§ **Instructions to follow**
Search the records for the word "icon". Copy every line where it appears.

§ **Records excerpted from a collection**
• • • • • • •

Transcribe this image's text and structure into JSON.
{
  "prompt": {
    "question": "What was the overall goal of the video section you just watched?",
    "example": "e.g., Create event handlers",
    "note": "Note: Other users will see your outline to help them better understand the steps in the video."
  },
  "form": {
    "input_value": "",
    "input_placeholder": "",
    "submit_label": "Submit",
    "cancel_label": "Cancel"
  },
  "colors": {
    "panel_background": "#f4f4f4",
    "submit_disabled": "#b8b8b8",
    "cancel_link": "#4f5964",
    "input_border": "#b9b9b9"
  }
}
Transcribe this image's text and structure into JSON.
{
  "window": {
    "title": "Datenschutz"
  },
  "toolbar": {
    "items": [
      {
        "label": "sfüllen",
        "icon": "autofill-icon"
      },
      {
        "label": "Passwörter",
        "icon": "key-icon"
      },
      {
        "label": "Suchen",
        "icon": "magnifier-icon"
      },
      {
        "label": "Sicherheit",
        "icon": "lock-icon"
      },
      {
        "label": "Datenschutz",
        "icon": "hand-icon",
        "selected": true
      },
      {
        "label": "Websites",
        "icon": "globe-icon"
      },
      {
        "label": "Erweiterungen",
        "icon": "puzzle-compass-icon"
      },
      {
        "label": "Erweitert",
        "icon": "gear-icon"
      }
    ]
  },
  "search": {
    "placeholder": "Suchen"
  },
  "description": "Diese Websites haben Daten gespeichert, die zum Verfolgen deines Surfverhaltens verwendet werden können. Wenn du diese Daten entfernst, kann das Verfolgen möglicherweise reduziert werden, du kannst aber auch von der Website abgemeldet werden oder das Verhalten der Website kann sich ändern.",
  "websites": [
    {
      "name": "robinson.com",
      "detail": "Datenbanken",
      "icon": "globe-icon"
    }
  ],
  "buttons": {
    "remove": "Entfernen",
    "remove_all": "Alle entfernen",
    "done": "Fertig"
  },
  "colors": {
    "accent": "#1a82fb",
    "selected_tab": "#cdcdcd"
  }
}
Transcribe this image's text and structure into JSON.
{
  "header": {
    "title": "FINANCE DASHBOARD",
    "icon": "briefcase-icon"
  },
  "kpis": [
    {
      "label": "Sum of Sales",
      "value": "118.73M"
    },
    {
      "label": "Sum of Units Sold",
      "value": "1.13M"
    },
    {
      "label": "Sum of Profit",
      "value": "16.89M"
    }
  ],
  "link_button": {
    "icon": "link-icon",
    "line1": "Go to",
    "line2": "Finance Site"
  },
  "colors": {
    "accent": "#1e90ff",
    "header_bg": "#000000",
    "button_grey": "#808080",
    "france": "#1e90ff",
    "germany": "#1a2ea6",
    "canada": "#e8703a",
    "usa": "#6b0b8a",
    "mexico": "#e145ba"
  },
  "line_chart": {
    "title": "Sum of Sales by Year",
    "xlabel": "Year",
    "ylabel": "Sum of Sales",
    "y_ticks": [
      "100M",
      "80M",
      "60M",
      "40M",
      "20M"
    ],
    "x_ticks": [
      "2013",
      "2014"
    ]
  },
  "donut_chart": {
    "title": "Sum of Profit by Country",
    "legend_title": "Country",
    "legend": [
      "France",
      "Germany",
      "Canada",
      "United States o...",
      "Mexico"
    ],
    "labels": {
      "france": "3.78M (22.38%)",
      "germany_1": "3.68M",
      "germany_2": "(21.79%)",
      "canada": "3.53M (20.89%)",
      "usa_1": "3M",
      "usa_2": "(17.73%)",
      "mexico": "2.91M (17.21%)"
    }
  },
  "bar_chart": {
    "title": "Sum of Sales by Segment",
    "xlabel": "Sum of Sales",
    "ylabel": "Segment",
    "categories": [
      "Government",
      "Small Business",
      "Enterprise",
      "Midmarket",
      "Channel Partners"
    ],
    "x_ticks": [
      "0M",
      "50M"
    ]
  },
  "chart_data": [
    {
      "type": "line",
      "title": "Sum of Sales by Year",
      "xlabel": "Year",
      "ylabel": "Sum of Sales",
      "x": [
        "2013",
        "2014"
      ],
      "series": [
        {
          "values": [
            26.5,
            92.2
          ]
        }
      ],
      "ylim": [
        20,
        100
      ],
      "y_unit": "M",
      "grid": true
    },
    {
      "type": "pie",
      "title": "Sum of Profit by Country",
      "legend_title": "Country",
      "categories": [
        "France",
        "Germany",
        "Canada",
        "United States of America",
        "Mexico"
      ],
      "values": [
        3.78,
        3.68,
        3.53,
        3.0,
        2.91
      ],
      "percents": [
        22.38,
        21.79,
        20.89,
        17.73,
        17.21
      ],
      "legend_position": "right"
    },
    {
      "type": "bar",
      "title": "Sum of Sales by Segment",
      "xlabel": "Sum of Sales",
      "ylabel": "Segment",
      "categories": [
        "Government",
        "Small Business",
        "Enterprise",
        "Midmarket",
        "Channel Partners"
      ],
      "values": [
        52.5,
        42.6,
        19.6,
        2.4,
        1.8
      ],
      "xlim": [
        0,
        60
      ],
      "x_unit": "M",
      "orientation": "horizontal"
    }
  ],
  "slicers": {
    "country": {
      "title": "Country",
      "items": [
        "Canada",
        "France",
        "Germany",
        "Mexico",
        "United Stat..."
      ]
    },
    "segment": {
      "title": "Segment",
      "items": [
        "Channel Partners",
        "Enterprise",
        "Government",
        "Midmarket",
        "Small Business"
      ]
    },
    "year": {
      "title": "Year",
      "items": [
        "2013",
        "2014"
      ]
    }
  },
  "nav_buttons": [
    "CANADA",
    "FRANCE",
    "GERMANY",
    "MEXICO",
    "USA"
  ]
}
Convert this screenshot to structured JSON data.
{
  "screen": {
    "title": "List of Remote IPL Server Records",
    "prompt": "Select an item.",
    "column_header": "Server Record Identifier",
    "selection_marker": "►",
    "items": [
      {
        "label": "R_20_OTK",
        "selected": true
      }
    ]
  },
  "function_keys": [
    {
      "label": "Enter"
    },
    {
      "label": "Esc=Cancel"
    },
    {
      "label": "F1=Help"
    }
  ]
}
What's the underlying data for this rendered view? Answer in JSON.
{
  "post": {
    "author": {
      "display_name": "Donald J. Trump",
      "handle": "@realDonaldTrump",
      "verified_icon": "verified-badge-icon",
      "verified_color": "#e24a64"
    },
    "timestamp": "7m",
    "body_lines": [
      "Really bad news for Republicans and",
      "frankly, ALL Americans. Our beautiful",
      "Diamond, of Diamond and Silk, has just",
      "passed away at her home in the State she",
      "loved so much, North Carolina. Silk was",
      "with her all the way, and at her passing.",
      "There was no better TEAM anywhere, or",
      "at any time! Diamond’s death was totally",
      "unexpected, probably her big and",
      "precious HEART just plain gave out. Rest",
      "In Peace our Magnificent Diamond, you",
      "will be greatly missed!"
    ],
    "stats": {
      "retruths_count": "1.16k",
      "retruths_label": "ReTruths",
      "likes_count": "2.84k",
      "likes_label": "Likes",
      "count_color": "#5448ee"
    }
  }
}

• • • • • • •

§ **Solved exercise**
        "icon": "autofill-icon"
        "icon": "key-icon"
        "icon": "magnifier-icon"
        "icon": "lock-icon"
        "icon": "hand-icon",
        "icon": "globe-icon"
        "icon": "puzzle-compass-icon"
        "icon": "gear-icon"
      "icon": "globe-icon"
    "icon": "briefcase-icon"
    "icon": "link-icon",
      "verified_icon": "verified-badge-icon",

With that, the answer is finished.